§ Work to be completed: Scan the lines below for the string "PURCHASE". Reply with how many match, and no other words.

*** Records shown ***

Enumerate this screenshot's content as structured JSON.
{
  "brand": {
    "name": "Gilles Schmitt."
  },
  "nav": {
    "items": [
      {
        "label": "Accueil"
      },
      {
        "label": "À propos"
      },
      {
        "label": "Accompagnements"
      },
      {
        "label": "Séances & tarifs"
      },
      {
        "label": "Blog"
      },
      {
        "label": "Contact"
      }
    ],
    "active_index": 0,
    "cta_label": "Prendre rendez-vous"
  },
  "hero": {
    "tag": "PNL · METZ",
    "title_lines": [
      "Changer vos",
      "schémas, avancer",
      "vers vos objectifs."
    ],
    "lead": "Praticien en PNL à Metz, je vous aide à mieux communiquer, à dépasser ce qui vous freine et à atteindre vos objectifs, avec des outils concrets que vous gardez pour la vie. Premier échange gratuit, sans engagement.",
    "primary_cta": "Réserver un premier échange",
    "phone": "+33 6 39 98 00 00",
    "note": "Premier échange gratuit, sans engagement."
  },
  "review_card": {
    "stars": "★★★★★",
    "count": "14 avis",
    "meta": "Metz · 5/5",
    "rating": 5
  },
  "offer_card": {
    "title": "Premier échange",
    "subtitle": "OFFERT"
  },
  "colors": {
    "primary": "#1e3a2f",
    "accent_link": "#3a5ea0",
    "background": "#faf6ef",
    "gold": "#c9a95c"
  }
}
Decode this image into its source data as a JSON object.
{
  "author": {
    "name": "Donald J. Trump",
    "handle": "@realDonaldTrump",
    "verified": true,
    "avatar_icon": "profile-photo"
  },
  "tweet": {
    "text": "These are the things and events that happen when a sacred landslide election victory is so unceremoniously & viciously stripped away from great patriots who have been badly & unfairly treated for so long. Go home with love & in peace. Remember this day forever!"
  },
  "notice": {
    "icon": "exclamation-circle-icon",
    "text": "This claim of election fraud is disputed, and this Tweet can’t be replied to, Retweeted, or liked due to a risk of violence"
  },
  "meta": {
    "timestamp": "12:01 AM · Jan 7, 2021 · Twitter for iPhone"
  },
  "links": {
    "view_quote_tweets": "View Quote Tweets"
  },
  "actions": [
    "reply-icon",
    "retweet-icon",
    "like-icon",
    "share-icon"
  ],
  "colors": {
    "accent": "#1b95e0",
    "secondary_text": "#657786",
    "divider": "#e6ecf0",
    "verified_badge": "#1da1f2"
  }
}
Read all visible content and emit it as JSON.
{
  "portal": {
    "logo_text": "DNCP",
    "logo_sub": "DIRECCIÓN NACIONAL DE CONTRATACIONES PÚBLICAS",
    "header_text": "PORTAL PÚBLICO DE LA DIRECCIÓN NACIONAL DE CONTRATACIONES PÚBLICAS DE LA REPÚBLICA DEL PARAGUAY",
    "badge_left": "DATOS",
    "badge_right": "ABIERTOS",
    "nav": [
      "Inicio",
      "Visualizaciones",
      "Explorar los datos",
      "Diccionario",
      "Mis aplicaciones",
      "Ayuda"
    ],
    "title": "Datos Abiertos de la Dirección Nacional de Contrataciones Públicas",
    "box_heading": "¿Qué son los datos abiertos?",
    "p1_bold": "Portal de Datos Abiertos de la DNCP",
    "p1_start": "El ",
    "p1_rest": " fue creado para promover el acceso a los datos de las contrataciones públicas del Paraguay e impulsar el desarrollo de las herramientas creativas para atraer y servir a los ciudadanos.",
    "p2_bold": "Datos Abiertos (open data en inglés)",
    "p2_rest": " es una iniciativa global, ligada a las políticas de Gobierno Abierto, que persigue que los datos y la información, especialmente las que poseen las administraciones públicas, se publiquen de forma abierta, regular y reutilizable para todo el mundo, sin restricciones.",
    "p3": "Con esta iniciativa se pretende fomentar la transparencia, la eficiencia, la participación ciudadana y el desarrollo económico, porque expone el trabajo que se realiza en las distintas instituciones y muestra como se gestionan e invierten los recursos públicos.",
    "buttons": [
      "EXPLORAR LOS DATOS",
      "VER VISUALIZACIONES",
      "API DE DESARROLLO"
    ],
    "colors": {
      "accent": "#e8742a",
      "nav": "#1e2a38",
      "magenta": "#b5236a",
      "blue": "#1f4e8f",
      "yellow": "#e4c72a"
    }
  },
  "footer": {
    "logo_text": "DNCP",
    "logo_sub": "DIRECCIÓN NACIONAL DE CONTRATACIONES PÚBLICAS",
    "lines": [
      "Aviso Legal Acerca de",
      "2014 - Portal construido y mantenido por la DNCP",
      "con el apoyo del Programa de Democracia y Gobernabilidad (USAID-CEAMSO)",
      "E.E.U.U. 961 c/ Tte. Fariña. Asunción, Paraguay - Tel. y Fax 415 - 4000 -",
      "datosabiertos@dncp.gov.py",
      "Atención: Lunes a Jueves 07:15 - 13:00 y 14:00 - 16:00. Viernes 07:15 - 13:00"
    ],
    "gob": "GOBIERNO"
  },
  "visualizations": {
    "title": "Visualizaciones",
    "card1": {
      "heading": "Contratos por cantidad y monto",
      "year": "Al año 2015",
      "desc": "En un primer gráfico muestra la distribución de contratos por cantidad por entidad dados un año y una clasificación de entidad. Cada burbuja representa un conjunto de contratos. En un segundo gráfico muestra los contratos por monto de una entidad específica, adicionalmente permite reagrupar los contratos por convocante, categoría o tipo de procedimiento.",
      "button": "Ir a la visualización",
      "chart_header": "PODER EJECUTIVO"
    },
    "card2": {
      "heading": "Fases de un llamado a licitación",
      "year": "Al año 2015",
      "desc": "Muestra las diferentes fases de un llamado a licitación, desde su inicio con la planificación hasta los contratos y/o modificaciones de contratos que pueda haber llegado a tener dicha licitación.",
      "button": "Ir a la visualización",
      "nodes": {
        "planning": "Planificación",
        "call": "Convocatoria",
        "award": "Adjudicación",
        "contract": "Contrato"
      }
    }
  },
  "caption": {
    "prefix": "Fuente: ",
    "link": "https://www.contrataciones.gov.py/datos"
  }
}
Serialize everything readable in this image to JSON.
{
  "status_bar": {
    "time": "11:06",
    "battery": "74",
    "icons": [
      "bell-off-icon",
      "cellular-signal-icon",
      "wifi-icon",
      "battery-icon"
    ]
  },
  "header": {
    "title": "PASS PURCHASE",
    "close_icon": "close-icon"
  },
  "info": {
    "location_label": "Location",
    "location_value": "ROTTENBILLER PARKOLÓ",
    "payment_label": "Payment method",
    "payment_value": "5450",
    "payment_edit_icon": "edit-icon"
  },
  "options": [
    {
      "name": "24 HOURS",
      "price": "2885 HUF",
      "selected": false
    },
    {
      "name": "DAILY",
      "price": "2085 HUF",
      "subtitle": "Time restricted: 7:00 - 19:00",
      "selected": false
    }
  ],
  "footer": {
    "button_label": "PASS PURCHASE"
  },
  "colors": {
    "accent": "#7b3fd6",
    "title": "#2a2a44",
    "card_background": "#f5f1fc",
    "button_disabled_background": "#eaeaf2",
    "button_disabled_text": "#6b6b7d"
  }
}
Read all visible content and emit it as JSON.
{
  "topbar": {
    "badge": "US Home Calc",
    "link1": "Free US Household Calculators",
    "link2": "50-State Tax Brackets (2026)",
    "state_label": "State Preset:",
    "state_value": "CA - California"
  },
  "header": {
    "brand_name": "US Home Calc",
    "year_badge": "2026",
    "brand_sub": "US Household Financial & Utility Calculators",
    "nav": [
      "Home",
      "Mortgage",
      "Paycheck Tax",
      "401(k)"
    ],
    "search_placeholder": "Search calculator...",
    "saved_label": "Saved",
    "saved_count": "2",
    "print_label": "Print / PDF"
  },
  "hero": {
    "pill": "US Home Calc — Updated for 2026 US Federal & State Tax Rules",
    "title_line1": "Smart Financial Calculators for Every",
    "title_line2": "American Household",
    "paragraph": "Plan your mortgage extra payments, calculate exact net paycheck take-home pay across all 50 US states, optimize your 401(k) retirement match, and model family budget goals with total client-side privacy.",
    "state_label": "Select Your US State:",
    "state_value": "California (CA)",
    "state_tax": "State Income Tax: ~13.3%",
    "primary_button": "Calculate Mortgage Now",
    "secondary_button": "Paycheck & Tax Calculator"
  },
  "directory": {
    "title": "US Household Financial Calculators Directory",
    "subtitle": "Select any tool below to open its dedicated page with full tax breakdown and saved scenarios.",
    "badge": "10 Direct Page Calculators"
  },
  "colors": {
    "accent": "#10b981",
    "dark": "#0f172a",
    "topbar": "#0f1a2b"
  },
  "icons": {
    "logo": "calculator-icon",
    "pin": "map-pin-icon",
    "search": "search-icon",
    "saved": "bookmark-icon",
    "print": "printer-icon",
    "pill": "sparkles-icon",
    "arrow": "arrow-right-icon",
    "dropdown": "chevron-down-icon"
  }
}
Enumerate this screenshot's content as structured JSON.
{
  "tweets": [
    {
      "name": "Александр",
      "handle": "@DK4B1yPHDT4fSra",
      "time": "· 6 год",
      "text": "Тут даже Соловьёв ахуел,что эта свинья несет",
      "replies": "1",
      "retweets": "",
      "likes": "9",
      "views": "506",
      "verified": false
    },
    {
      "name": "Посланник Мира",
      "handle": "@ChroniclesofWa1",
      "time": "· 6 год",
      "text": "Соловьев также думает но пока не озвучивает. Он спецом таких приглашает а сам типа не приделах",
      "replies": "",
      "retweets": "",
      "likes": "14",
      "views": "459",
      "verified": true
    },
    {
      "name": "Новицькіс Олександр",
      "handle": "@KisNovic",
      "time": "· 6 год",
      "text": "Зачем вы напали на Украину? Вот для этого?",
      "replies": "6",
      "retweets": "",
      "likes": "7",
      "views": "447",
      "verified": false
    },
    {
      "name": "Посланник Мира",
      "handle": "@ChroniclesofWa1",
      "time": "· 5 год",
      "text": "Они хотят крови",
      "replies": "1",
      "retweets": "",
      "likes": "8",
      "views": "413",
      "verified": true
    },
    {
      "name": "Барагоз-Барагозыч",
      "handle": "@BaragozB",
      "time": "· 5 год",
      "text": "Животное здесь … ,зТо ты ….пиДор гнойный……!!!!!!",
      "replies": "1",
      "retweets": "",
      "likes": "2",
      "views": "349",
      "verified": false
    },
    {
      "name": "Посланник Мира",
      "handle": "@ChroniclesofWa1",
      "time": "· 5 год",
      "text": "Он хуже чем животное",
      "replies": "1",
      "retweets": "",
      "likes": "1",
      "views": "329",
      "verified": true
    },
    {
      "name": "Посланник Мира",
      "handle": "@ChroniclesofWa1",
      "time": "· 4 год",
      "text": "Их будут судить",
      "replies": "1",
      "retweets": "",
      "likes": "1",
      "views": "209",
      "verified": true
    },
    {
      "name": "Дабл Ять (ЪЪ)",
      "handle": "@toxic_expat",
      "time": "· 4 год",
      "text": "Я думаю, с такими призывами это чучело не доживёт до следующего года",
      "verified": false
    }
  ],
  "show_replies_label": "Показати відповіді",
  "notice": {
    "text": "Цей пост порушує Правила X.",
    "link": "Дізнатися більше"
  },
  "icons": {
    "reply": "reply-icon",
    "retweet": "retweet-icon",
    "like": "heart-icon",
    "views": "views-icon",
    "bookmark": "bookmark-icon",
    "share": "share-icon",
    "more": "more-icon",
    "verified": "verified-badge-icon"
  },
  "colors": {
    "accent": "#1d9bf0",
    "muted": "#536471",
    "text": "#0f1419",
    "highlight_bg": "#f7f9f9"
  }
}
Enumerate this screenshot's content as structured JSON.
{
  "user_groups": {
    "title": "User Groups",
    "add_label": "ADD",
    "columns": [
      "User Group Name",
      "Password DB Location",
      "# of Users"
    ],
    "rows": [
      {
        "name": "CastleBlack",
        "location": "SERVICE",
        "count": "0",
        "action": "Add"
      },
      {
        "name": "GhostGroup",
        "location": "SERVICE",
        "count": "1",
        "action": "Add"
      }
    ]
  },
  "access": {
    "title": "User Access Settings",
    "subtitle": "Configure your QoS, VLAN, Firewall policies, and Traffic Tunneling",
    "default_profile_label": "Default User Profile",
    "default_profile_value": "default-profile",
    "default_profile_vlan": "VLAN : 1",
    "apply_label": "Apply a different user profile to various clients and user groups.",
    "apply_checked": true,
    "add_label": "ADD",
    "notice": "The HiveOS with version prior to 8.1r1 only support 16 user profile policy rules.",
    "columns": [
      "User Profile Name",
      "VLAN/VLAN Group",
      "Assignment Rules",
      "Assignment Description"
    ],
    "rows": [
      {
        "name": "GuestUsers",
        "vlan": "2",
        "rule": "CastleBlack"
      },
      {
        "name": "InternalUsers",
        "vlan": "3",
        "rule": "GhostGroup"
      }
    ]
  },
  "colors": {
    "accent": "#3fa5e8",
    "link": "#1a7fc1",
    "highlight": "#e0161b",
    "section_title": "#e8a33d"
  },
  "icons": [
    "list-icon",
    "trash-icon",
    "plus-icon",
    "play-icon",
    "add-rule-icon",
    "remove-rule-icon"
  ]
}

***

§ The answer: 2